* Problem statement
Below are the records; copy each line in which "indicar" can be found.

* Material provided

----------

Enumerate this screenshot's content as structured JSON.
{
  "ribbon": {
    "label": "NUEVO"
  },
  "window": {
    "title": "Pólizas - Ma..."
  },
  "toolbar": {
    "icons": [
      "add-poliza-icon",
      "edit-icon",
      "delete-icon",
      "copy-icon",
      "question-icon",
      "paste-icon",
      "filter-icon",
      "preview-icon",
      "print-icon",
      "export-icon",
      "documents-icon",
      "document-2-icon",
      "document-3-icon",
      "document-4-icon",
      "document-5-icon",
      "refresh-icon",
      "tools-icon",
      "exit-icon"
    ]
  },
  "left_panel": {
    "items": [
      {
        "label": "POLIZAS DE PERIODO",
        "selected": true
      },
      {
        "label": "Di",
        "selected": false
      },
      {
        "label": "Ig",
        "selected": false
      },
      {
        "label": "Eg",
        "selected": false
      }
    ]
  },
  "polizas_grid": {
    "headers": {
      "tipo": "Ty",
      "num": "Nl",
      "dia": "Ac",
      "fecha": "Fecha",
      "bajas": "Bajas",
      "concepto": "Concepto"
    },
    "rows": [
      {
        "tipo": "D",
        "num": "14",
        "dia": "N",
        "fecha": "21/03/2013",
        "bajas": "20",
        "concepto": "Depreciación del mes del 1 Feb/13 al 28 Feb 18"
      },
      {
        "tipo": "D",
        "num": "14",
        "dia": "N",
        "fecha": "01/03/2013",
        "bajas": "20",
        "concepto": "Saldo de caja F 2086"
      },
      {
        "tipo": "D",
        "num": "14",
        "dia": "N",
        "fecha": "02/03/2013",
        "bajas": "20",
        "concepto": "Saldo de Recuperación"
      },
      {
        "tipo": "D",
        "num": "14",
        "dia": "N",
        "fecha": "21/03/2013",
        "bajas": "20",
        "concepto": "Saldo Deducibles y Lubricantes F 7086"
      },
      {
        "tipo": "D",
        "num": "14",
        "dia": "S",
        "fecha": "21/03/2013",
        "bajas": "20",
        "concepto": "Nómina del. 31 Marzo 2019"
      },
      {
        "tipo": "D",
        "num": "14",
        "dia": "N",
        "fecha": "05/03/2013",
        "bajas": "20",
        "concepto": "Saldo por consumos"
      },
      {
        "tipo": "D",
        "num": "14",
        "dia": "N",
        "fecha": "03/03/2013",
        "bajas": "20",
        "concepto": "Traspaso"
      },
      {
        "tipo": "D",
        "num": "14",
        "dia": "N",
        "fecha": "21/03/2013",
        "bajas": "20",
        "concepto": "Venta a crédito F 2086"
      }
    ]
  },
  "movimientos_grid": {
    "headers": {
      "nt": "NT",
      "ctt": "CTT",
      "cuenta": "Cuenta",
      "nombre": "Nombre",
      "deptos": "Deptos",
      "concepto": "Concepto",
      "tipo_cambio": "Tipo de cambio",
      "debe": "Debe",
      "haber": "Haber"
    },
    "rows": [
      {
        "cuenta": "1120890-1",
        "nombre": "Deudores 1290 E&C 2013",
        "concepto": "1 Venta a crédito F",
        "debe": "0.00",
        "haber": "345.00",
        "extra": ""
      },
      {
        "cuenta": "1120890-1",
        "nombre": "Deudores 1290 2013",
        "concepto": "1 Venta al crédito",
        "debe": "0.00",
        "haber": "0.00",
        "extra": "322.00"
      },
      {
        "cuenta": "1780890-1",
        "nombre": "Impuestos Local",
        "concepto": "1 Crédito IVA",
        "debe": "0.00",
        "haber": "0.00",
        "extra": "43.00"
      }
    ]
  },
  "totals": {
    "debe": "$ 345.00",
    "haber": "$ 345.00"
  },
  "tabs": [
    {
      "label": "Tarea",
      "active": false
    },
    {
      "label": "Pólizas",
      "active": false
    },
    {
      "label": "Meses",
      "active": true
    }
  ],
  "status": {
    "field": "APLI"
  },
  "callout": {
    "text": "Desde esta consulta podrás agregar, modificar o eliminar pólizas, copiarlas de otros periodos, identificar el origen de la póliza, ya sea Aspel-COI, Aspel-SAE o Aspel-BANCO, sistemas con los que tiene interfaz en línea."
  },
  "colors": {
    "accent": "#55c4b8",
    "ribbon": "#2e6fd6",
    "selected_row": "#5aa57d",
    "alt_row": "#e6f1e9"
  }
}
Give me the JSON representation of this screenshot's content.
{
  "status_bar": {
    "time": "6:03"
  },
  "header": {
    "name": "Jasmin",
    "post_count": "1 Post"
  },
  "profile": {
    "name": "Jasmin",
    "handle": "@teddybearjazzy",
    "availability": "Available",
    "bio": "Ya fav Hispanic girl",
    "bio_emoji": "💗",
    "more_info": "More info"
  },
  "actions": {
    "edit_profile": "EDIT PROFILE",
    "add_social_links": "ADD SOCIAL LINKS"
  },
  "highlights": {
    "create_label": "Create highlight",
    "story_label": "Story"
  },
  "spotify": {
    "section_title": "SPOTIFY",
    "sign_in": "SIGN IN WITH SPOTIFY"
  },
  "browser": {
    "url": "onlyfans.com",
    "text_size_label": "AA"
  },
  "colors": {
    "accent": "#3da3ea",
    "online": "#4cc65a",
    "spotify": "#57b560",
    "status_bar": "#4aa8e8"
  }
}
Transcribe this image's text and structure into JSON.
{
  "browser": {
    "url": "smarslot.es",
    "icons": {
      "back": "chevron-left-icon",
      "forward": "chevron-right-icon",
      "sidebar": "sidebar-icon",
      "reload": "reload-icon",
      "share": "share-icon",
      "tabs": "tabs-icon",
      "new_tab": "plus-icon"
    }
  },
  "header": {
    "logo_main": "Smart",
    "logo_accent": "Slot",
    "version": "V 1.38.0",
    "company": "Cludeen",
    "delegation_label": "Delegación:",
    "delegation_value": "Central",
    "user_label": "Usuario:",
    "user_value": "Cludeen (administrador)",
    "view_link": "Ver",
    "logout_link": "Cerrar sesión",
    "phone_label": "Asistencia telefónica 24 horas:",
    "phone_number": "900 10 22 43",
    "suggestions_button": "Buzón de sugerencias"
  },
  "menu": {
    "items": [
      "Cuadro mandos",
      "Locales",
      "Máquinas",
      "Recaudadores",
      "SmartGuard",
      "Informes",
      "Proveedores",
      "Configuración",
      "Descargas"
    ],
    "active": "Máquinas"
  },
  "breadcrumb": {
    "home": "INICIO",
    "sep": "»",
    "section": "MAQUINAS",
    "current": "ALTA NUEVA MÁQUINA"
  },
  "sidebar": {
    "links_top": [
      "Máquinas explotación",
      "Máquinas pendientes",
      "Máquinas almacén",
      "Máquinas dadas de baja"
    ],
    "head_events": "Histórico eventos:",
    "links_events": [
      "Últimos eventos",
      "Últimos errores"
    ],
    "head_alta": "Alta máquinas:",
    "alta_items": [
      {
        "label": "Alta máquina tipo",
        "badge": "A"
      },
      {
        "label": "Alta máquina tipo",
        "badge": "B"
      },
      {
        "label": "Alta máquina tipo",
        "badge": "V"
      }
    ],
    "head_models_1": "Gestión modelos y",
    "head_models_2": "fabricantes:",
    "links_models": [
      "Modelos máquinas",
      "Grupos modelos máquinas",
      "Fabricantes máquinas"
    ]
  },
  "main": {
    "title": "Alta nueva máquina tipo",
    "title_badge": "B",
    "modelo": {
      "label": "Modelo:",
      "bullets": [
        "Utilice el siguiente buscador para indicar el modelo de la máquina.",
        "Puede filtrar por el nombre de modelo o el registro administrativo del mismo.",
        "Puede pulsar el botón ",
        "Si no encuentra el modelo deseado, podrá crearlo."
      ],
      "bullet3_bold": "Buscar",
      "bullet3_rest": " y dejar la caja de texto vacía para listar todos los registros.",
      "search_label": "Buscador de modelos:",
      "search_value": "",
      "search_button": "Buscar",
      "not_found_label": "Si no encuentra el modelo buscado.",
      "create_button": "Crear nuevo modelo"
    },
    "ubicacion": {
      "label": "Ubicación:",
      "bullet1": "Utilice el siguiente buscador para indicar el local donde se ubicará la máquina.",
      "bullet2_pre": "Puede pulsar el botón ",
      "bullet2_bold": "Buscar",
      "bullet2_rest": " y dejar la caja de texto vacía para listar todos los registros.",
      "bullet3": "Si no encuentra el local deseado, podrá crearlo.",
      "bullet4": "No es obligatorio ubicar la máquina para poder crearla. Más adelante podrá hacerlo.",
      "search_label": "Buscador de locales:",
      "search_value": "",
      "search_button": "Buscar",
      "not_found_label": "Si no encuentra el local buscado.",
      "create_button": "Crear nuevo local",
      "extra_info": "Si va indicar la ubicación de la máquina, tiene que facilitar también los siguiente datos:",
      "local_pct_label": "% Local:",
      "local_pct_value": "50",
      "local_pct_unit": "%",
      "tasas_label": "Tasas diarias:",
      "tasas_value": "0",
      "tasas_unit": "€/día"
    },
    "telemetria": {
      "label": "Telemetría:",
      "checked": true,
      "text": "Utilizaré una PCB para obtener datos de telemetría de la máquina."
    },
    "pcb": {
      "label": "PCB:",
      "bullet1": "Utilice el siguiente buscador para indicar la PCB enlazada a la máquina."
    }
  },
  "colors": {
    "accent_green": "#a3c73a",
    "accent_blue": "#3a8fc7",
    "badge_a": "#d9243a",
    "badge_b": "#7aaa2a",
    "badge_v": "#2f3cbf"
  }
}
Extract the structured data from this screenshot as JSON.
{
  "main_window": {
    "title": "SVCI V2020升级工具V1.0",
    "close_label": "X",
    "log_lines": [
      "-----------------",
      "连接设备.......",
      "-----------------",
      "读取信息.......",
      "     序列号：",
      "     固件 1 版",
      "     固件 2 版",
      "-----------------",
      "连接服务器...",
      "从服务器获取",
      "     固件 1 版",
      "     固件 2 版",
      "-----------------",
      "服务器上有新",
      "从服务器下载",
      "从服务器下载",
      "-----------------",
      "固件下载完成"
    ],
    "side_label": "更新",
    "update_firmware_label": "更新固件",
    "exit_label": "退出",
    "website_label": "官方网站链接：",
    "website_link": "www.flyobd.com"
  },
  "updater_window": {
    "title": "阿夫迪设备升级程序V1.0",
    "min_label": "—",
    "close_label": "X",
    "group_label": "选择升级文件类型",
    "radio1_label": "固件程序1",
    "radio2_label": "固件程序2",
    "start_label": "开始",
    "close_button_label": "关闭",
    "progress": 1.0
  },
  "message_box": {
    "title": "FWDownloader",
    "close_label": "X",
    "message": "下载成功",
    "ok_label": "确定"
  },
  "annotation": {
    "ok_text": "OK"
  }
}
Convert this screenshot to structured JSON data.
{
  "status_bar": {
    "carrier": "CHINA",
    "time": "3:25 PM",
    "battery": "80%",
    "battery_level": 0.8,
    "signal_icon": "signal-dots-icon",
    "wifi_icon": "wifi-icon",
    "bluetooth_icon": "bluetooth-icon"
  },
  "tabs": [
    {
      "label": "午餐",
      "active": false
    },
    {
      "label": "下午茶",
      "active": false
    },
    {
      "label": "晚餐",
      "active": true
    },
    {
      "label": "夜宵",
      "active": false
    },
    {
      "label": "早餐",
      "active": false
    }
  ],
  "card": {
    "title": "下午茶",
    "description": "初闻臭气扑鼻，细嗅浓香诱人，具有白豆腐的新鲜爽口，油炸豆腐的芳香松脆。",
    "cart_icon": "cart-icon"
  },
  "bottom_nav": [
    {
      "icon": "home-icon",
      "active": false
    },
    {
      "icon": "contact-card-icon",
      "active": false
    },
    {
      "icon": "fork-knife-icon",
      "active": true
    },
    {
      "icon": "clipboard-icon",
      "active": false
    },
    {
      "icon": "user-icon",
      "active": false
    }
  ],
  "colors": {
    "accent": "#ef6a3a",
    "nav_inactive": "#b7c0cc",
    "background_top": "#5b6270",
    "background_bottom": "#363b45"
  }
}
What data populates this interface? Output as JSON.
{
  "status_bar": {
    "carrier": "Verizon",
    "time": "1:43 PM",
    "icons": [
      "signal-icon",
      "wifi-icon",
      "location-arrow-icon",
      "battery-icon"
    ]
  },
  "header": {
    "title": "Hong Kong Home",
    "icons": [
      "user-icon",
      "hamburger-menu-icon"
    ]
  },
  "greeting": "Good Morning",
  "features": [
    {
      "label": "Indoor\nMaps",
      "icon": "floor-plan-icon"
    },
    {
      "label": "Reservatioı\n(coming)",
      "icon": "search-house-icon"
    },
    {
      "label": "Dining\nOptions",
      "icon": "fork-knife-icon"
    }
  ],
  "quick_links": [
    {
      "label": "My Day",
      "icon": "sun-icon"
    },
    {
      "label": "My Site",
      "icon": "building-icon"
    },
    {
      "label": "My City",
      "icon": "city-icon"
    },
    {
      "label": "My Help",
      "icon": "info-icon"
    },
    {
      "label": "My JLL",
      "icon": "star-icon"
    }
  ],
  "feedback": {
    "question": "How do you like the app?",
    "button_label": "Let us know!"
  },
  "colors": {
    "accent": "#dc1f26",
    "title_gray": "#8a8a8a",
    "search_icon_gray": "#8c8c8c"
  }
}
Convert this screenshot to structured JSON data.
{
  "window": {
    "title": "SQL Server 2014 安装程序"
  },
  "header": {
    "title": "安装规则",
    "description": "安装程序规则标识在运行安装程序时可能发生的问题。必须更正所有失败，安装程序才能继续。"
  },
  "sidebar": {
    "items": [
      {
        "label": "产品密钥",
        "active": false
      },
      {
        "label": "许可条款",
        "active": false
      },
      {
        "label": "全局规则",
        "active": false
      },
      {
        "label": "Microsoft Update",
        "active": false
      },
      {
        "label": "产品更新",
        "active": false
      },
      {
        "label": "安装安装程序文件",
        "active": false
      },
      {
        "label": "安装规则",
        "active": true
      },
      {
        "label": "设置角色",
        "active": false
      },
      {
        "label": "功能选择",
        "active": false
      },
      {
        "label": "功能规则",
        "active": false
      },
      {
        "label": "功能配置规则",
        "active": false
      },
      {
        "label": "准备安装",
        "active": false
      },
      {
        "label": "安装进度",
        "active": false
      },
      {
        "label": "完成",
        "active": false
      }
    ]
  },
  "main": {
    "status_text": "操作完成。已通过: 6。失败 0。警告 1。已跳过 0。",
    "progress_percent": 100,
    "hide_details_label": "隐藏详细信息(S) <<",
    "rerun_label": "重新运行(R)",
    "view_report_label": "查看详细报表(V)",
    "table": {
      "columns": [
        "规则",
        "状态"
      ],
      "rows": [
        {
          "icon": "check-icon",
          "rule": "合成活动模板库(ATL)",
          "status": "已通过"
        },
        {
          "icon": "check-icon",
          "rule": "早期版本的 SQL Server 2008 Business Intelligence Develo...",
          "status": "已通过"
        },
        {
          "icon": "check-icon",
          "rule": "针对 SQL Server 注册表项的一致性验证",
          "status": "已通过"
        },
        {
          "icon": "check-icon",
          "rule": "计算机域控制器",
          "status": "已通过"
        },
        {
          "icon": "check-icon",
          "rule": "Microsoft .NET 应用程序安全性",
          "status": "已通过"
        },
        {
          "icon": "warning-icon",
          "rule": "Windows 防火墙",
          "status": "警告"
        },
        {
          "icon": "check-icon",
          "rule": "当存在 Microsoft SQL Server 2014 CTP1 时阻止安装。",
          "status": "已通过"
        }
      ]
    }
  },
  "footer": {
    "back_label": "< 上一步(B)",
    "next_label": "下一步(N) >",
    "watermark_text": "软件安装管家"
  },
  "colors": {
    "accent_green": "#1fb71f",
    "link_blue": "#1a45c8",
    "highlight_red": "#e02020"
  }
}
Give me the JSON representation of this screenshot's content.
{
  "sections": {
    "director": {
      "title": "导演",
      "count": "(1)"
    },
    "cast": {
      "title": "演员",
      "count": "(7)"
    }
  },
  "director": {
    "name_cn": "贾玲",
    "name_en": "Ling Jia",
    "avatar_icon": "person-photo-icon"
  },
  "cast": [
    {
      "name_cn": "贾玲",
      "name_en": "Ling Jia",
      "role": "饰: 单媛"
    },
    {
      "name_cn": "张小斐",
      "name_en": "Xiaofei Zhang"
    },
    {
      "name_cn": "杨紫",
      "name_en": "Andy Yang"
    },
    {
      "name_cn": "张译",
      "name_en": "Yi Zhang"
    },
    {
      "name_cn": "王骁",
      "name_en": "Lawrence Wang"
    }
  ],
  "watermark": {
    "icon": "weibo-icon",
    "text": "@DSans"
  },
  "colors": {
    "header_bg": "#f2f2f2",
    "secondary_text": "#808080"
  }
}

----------

* Answer to this exercise
        "Utilice el siguiente buscador para indicar el modelo de la máquina.",
      "bullet1": "Utilice el siguiente buscador para indicar el local donde se ubicará la máquina.",
      "extra_info": "Si va indicar la ubicación de la máquina, tiene que facilitar también los siguiente datos:",
      "bullet1": "Utilice el siguiente buscador para indicar la PCB enlazada a la máquina."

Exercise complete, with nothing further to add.